Dutch aviation start-up Elysian has revealed its design for one of the largest battery-electric aircraft in the industry, capable of carrying 90 passengers over 500 miles. 

The E9X aircraft, developed in collaboration with the Delft University of Technology, marks a new step in the desire for a sustainable solution for the future of the aviation industry by providing a case for larger battery-electric aircraft which have often not been thought of as a viable option for larger commercial flights. 

Rob Wolleswinkel, co-founder and CEO of Elysian, said: “Contrary to common belief, large battery-electric aircraft can carry much more energy and are aerodynamically more efficient than originally assumed. 

“Instead of a turboprop aircraft, we considered first-generation narrow-body jets as a reference point. While these jets were fuel-inefficient, they were designed for long ranges and carried a high energy mass relative to the total aircraft mass.” 

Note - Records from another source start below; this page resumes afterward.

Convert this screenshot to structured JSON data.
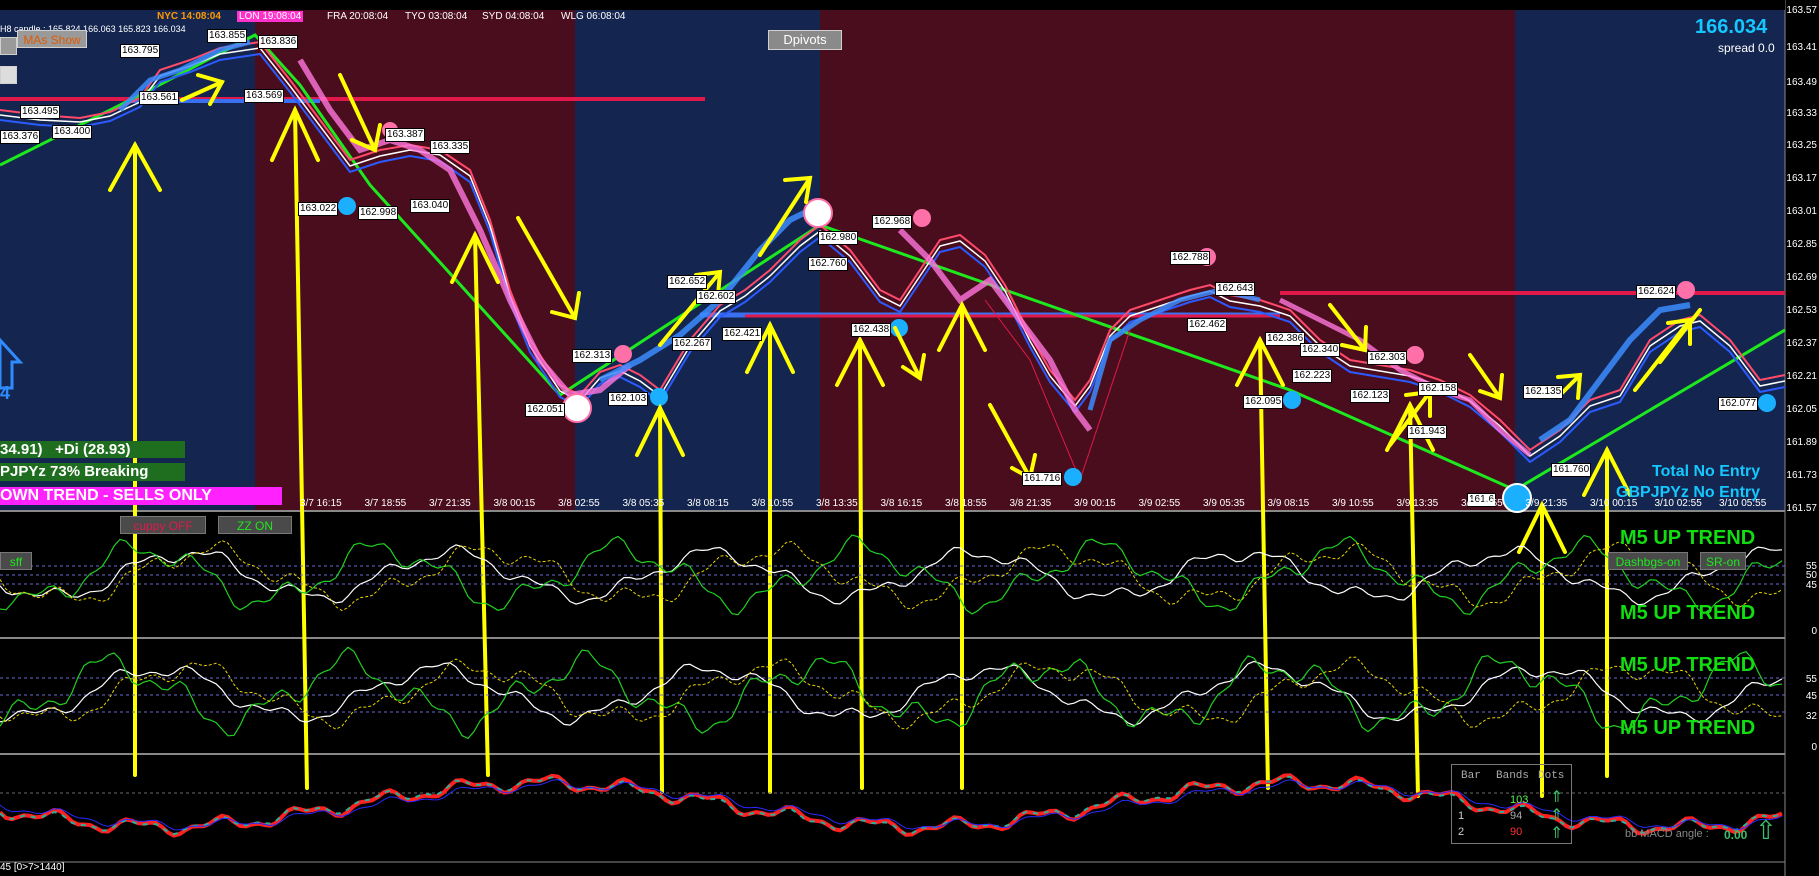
{
  "header": {
    "symbol_info": "H8 candle : 165.824 166.063 165.823 166.034",
    "sessions": [
      {
        "label": "NYC 14:08:04",
        "color": "#ff9900"
      },
      {
        "label": "LON 19:08:04",
        "color": "#ffffff",
        "bg": "#ff33cc"
      },
      {
        "label": "FRA 20:08:04",
        "color": "#ffffff"
      },
      {
        "label": "TYO 03:08:04",
        "color": "#ffffff"
      },
      {
        "label": "SYD 04:08:04",
        "color": "#ffffff"
      },
      {
        "label": "WLG 06:08:04",
        "color": "#ffffff"
      }
    ],
    "price": "166.034",
    "spread": "spread 0.0"
  },
  "buttons": {
    "mas_show": "MAs Show",
    "dpivots": "Dpivots",
    "cuppy_off": "cuppy OFF",
    "zz_on": "ZZ ON",
    "dash_left": "sff",
    "dashbuttons_on": "Dashbgs-on",
    "sr_on": "SR-on",
    "blank_top": "",
    "blank_mid": ""
  },
  "left_info": {
    "di_minus": "34.91)",
    "di_plus": "+Di (28.93)",
    "breaking": "PJPYz 73% Breaking",
    "trend_banner": "OWN TREND - SELLS ONLY",
    "arrow_value": "4"
  },
  "right_info": {
    "total_entry": "Total No Entry",
    "pair_entry": "GBPJPYz No Entry",
    "m5_trends": [
      "M5 UP TREND",
      "M5 UP TREND",
      "M5 UP TREND",
      "M5 UP TREND"
    ]
  },
  "price_axis": [
    "163.57",
    "163.41",
    "163.33",
    "163.17",
    "163.01",
    "162.85",
    "162.69",
    "162.53",
    "162.37",
    "162.21",
    "162.05",
    "161.89",
    "161.73",
    "161.57",
    "163.49",
    "163.25"
  ],
  "time_axis": [
    "3/7 16:15",
    "3/7 18:55",
    "3/7 21:35",
    "3/8 00:15",
    "3/8 02:55",
    "3/8 05:35",
    "3/8 08:15",
    "3/8 10:55",
    "3/8 13:35",
    "3/8 16:15",
    "3/8 18:55",
    "3/8 21:35",
    "3/9 00:15",
    "3/9 02:55",
    "3/9 05:35",
    "3/9 08:15",
    "3/9 10:55",
    "3/9 13:35",
    "3/9 16:55",
    "3/9 21:35",
    "3/10 00:15",
    "3/10 02:55",
    "3/10 05:55"
  ],
  "price_labels": [
    "163.795",
    "163.855",
    "163.836",
    "163.561",
    "163.569",
    "163.495",
    "163.376",
    "163.400",
    "163.387",
    "163.335",
    "163.022",
    "162.998",
    "163.040",
    "162.968",
    "162.980",
    "162.760",
    "162.788",
    "162.643",
    "162.652",
    "162.602",
    "162.438",
    "162.421",
    "162.313",
    "162.267",
    "162.103",
    "162.051",
    "161.716",
    "162.462",
    "162.386",
    "162.340",
    "162.303",
    "162.223",
    "162.123",
    "162.095",
    "162.158",
    "161.943",
    "162.135",
    "161.760",
    "162.624",
    "162.077",
    "161.6"
  ],
  "sub_axis_1": [
    "55",
    "50",
    "45",
    "0"
  ],
  "sub_axis_2": [
    "55",
    "45",
    "32",
    "0"
  ],
  "bands_table": {
    "headers": [
      "Bar",
      "Bands",
      "Dots"
    ],
    "rows": [
      {
        "bar": "",
        "bands": "103",
        "dots": ""
      },
      {
        "bar": "1",
        "bands": "94",
        "dots": ""
      },
      {
        "bar": "2",
        "bands": "90",
        "dots": ""
      }
    ]
  },
  "macd": {
    "label": "bb MACD angle :",
    "value": "0.00"
  },
  "footer": "45 [0>7>1440]",
  "colors": {
    "bull_bg": "#14264f",
    "bear_bg": "#4a0d1e",
    "arrow": "#ffff00",
    "trend_green": "#00ff00",
    "m5_green": "#11dd11",
    "teal_text": "#00e5ff",
    "banner": "#ff22ff"
  }
}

Elysian’s design for the aircraft is based on research for two scientific papers, “A new perspective on battery-electric aviation, part I and II”, by Wolleswinkel and co-authors Maurics Hoogreef, Roelof Vos, and Reynard de Vries, who also serves as the company’s co-founder and director of design and engineering. 

The next-generation aircraft places the batteries in the wing to “put the load where the lift is” and address the weight issue, which has been seen as one of the main sticking points against creating larger battery-electric aircraft. 

How well do you really know your competitors?

Access the most comprehensive Company Profiles on the market, powered by GlobalData. Save hours of research. Gain competitive edge.

Company Profile – free sample

Thank you!

Your download email will arrive shortly

Not ready to buy yet? Download a free sample

We are confident about the unique quality of our Company Profiles. However, we want you to make the most beneficial decision for your business, so we offer a free sample that you can download by submitting the below form

By GlobalData

Additionally, the E9X is designed with larger wings, with foldable wingtips, and a smaller body to increase aerodynamic efficiency, a gas-turbine based reserve energy system to power batteries and motors during diversion or loitering, and a reduced propeller diameter to enable a low-wing configuration and wing-mounted landing gear. 

A diagram of the E9X showing the batteries in the aircraft wing, reserve energy systems at the rear of the body, and landing gear pods at the back of the wings
The two research papers developed a design for the next-generation aircraft. Credit: Elysian

The design proposals could spark renewed interest in the use of battery-electric aircraft, which have largely been ignored by larger airlines in favour of investment into low-emission options such as the use of sustainable aviation fuel (SAF) and hydrogen. 

While options like SAF have seen significant investment, with Virgin Atlantic and Gulfstream Aerospace recently conducting the first 100% SAF flights across the Atlantic, the fuel does not provide an emissions-free form of travel and is still expected to be years away from being ready for widespread use. 

Some, like Boeing CEO Dave Calhoun, have said the fuel will never be as affordable as traditional jet fuel, though it is currently uncertain how much an aircraft like the E9X would cost to manufacture and maintain. 

Along with outlining an exact design for the 90-passenger E9X, the papers also argue the designs could create battery-electric aircraft for 40-120 passengers that are capable of flying up to 1000km, a range encompassing 50% of all scheduled flights worldwide. 

However, despite the positive steps shown by Elysian’s announcement, the company itself admits there are “several technical challenges” that would need to be addressed to achieve its goal of creating an operational version of the aircraft by 2033, including battery cell development, thermal management, and high voltage power transmission.